Translated Woman tells the story of an unforgettable encounter between Ruth Behar, a Cuban-American feminist anthropologist, and Esperanza Hernandez, a Mexican street peddler. The tale of Esperanza's extraordinary life yields unexpected and profound reflections on the mutual desires that bind together anthropologists and their "subjects."
Theodore C. Bestor
A vivid and fascinating ethnography of the world's largest marketplace for fresh and frozen seafood, Tokyo's gigantic Tsukiji market, where $6 billion worth of fish trades hands each year.
Zones of social abandonment are emerging everywhere in Brazil's big cities--places like Vita, where the unwanted, the mentally ill, the sick, and the homeless are left to die. This haunting, unforgettable story centers on a young woman named Catarina, increasingly paralyzed and said to be mad, living out her time at Vita. Anthropologist Joatilde;o Biehl leads a detective-like journey to know Catarina; to unravel the cryptic, poetic words that are part of the "dictionary" she is compiling; and to trace the complex network of family, medicine, state, and economy in which her abandonment and pathology took form. As Biehl painstakingly relates Catarina's words to a vanished world and elucidates her condition, we learn of subjectivities unmade and remade under economic pressures, pharmaceuticals as moral technologies, a public common sense that lets the unsound and unproductive die, and anthropology's unique power to work through these juxtaposed fields.Vita'smethodological innovations, bold fieldwork, and rigorous social theory make it an essential reading for anyone who is grappling with how to understand the conditions of life, thought and ethics in the contemporary world.
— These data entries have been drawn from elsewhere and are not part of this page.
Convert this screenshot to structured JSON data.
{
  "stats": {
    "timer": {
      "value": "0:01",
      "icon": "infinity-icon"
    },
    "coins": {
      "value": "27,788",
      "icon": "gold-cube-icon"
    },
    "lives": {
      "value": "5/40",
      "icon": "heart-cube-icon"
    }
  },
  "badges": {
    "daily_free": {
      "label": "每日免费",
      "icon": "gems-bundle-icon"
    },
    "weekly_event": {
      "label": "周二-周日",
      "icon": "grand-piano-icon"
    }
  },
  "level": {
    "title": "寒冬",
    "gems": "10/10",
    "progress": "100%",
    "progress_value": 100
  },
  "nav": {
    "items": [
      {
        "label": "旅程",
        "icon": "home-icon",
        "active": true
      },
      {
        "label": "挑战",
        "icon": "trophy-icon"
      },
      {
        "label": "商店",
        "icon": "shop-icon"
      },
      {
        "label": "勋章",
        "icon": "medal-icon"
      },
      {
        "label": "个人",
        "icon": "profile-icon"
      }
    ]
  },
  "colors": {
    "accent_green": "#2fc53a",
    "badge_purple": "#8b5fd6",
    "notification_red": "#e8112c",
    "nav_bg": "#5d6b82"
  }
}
Ruth Behar (ed.) & Deborah A. Gordon (ed.)
James Clifford (ed.) & George E. Marcus (ed.)
"Humanists and social scientists alike will profit from reflection on the efforts of the contributors to reimagine anthropology in terms, not only of methodology, but also of politics, ethics, and historical relevance. Every discipline in the human and social sciences could use such a book."--Hayden White